Studio 60 on the Sunset Strip has picked up a back 9. So that’s all right then.
Here’s what that actually means:
A US TV season is commissioned initially for 13 episodes. They’ve generally got about half-a-dozen in the production chain by the time they start airing, and are starting to prep the last half of the series.
If a series isn’t performing well, they stop at 13. That’s just about enough episodes to release on DVD (hello Firefly).
If a series is performing dismally, they don’t even air the full batch of episodes on TV, replacing it with something they know will perform. If it’s an outright failure, it may even be cancelled after just a couple of episodes and everyone sent home (hello Coupling).
As a US producer, what you actually want is a full season commission. A full US season is 22 episodes long, and those extra episodes are known as the back 9. So if the series is performing well enough (and what a world of calculation and deal-making is hidden in those two words), you’ll be commissioned for the rest of the season.
If you’ve picked up a back 9, then there’s a good chance that you’ll be able to stay in the game. Find your audience, and you can make it to a second season.
So congratulations to Studio 60 on the Sunset Strip. It’s the new show from Aaron Sorkin, with two great actors in the lead (Matthew Perry – who knew?), and Tommy Schlamme as the staffed director.
There are a few problems with it, to be sure. It’s a show still finding its feet as of episode 6. At the moment, we keep cutting from the story to watch the show-within-the-show. In other words it’s as if the West Wing showed the voting in Congress every week for ten minutes of the running time. Not so fun.

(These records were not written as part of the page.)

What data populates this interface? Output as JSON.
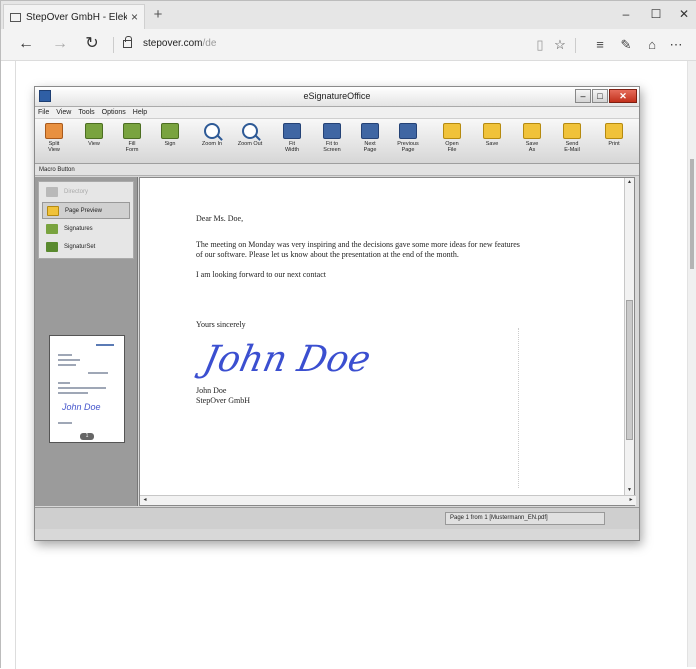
{
  "browser": {
    "tab_title": "StepOver GmbH - Elektr",
    "tab_close": "×",
    "new_tab": "+",
    "window_controls": [
      "–",
      "☐",
      "✕"
    ],
    "url_host": "stepover.com",
    "url_path": "/de",
    "icons": {
      "back": "←",
      "forward": "→",
      "refresh": "↻",
      "reading": "▯",
      "favorite": "☆",
      "hub": "≡",
      "notes": "✎",
      "share": "⌂",
      "more": "⋯"
    }
  },
  "app": {
    "title": "eSignatureOffice",
    "window_buttons": {
      "minimize": "–",
      "maximize": "□",
      "close": "✕"
    },
    "menu": [
      "File",
      "View",
      "Tools",
      "Options",
      "Help"
    ],
    "toolbar": [
      {
        "label": "Split\nView",
        "icon": "split-view-icon",
        "color": "orange"
      },
      {
        "label": "View",
        "icon": "view-icon",
        "color": "green"
      },
      {
        "label": "Fill\nForm",
        "icon": "fill-form-icon",
        "color": "green"
      },
      {
        "label": "Sign",
        "icon": "sign-icon",
        "color": "green"
      },
      {
        "label": "Zoom In",
        "icon": "zoom-in-icon",
        "color": "zoom"
      },
      {
        "label": "Zoom Out",
        "icon": "zoom-out-icon",
        "color": "zoom"
      },
      {
        "label": "Fit\nWidth",
        "icon": "fit-width-icon",
        "color": "blue"
      },
      {
        "label": "Fit to\nScreen",
        "icon": "fit-screen-icon",
        "color": "blue"
      },
      {
        "label": "Next\nPage",
        "icon": "next-page-icon",
        "color": "blue"
      },
      {
        "label": "Previous\nPage",
        "icon": "previous-page-icon",
        "color": "blue"
      },
      {
        "label": "Open\nFile",
        "icon": "open-file-icon",
        "color": "yellow"
      },
      {
        "label": "Save",
        "icon": "save-icon",
        "color": "yellow"
      },
      {
        "label": "Save\nAs",
        "icon": "save-as-icon",
        "color": "yellow"
      },
      {
        "label": "Send\nE-Mail",
        "icon": "send-email-icon",
        "color": "yellow"
      },
      {
        "label": "Print",
        "icon": "print-icon",
        "color": "yellow"
      }
    ],
    "macro_label": "Macro Button",
    "sidebar": {
      "items": [
        {
          "label": "Directory",
          "icon": "directory-icon",
          "selected": false
        },
        {
          "label": "Page Preview",
          "icon": "page-preview-icon",
          "selected": true
        },
        {
          "label": "Signatures",
          "icon": "signatures-icon",
          "selected": false
        },
        {
          "label": "SignaturSet",
          "icon": "signature-set-icon",
          "selected": false
        }
      ],
      "thumb_page": "1"
    },
    "letter": {
      "greeting": "Dear Ms. Doe,",
      "body1": "The meeting on Monday was very inspiring and the decisions gave some more ideas for new features of our software. Please let us know about the presentation at the end of the month.",
      "body2": "I am looking forward to our next contact",
      "closing": "Yours sincerely",
      "signature": "John Doe",
      "name": "John Doe",
      "company": "StepOver GmbH"
    },
    "status": "Page 1 from 1  [Mustermann_EN.pdf]"
  },
  "colors": {
    "accent_red": "#c2311c",
    "signature_blue": "#3b4fd0",
    "toolbar_blue": "#3f66a3"
  }
}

Nonetheless, I think it’s got the potential to be great.
Now we’ll get the chance to find out if it matches that potential.